[Website and app data records]
┌──

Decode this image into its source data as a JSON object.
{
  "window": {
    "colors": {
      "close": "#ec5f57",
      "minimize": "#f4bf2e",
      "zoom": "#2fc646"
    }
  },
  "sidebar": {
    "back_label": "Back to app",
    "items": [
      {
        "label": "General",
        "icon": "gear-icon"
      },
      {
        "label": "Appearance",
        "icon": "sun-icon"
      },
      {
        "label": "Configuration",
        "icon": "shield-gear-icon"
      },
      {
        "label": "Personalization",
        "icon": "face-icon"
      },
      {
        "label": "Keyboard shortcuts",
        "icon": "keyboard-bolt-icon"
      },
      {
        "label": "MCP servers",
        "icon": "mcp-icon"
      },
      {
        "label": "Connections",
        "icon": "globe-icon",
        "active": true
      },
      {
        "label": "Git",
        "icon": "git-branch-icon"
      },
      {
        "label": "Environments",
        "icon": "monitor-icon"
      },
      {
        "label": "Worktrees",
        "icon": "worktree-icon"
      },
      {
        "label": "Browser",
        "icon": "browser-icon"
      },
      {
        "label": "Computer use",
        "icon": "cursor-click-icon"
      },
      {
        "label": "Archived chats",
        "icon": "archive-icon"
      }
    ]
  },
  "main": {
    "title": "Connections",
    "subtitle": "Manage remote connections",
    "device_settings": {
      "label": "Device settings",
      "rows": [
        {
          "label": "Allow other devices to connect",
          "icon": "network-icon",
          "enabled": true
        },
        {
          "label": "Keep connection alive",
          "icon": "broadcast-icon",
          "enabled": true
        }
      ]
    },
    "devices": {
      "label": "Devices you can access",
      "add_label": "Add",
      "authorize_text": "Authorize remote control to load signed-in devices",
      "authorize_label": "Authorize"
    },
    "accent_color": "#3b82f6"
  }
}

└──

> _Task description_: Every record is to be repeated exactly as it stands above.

> _Answer to this exercise_:
Decode this image into its source data as a JSON object.
{
  "window": {
    "colors": {
      "close": "#ec5f57",
      "minimize": "#f4bf2e",
      "zoom": "#2fc646"
    }
  },
  "sidebar": {
    "back_label": "Back to app",
    "items": [
      {
        "label": "General",
        "icon": "gear-icon"
      },
      {
        "label": "Appearance",
        "icon": "sun-icon"
      },
      {
        "label": "Configuration",
        "icon": "shield-gear-icon"
      },
      {
        "label": "Personalization",
        "icon": "face-icon"
      },
      {
        "label": "Keyboard shortcuts",
        "icon": "keyboard-bolt-icon"
      },
      {
        "label": "MCP servers",
        "icon": "mcp-icon"
      },
      {
        "label": "Connections",
        "icon": "globe-icon",
        "active": true
      },
      {
        "label": "Git",
        "icon": "git-branch-icon"
      },
      {
        "label": "Environments",
        "icon": "monitor-icon"
      },
      {
        "label": "Worktrees",
        "icon": "worktree-icon"
      },
      {
        "label": "Browser",
        "icon": "browser-icon"
      },
      {
        "label": "Computer use",
        "icon": "cursor-click-icon"
      },
      {
        "label": "Archived chats",
        "icon": "archive-icon"
      }
    ]
  },
  "main": {
    "title": "Connections",
    "subtitle": "Manage remote connections",
    "device_settings": {
      "label": "Device settings",
      "rows": [
        {
          "label": "Allow other devices to connect",
          "icon": "network-icon",
          "enabled": true
        },
        {
          "label": "Keep connection alive",
          "icon": "broadcast-icon",
          "enabled": true
        }
      ]
    },
    "devices": {
      "label": "Devices you can access",
      "add_label": "Add",
      "authorize_text": "Authorize remote control to load signed-in devices",
      "authorize_label": "Authorize"
    },
    "accent_color": "#3b82f6"
  }
}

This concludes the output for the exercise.